The last minute compromise agreement reached in the latest World Trade Organization negotiations in Hong Kong enabled the trade delegations of the various countries involved to put on a brave face.
The industrialized world – mainly the U.S., Europe and Japan – agreed to talk more about their continuing subsidies on agricultural products, which, at least theoretically, will be reduced or even eliminated by 2013. As a result of that decision, the “Doha Round” negotiations on freeing up services, which began in 2001, can now proceed.
The Association of British Insurers welcomed the outcome as a boost for the promotion of economic growth “of all trading partners and the development of developing and least-developed countries.”
Speaking from the WTO meeting ABI Director General, Stephen Haddrill welcomed the result. “The agreement provides a launch pad for negotiations to come to a successful conclusion with a high level of ambition,” he stated. “By the end of 2006 we must see substantive agreements to reduce barriers to trade in financial services, benefiting both developed and developing countries. We urge the Government and the European Commission to seize this opportunity. Progress will require real commitment and effort as the agreement operates on a voluntary basis.”

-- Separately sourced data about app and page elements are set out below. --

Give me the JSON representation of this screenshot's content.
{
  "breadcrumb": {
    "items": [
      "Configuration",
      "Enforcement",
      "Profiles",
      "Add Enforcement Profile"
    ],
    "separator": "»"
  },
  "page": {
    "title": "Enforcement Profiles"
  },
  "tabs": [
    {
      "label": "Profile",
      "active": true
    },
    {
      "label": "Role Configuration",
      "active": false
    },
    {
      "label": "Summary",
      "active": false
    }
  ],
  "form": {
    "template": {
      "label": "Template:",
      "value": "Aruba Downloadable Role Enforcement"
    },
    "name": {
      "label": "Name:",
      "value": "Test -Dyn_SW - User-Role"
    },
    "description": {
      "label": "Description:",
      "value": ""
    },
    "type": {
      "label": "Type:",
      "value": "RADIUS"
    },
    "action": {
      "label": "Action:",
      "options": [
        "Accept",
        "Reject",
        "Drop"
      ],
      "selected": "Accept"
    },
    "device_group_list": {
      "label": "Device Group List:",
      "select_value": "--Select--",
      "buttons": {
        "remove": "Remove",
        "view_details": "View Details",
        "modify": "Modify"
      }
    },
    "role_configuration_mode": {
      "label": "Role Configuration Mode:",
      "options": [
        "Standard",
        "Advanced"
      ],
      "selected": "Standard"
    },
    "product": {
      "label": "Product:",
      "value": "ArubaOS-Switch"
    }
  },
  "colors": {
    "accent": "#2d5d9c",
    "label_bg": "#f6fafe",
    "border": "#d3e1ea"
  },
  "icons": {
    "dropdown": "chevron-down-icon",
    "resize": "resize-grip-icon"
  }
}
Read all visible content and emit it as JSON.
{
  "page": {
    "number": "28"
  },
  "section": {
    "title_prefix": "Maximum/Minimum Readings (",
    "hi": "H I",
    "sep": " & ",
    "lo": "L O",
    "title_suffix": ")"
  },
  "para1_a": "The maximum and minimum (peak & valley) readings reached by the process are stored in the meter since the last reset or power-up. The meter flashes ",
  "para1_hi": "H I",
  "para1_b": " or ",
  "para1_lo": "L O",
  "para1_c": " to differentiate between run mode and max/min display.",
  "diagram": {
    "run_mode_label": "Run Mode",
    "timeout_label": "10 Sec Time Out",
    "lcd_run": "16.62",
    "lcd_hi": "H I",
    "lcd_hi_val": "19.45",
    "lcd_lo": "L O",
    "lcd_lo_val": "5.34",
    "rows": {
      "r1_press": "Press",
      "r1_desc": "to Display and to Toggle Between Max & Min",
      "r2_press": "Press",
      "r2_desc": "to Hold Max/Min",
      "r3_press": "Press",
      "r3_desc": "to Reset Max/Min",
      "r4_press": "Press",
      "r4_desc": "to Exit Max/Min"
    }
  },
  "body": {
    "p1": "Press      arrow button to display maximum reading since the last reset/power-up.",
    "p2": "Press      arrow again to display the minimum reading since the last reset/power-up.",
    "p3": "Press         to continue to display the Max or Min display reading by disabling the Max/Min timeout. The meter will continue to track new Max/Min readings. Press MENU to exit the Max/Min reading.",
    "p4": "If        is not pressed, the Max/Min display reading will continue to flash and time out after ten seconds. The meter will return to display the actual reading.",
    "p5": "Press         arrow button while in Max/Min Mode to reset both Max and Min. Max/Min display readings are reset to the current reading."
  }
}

The successful outcome of further negotiations in lowering trade barriers is of more than passing importance to the U.K.’s insurance industry. The ABI said it has “identified India, Brazil, China and Mexico as key markets where it currently faces a number of trade barriers. These represent a significant cost to both insurance providers and to consumers in those countries.”
It also indicated that the British insurance industry “believes that global trade liberalization in services makes a contribution to fighting poverty, boosting economic growth and integrating countries into the world economy.”
Was this article valuable?
Here are more articles you may enjoy.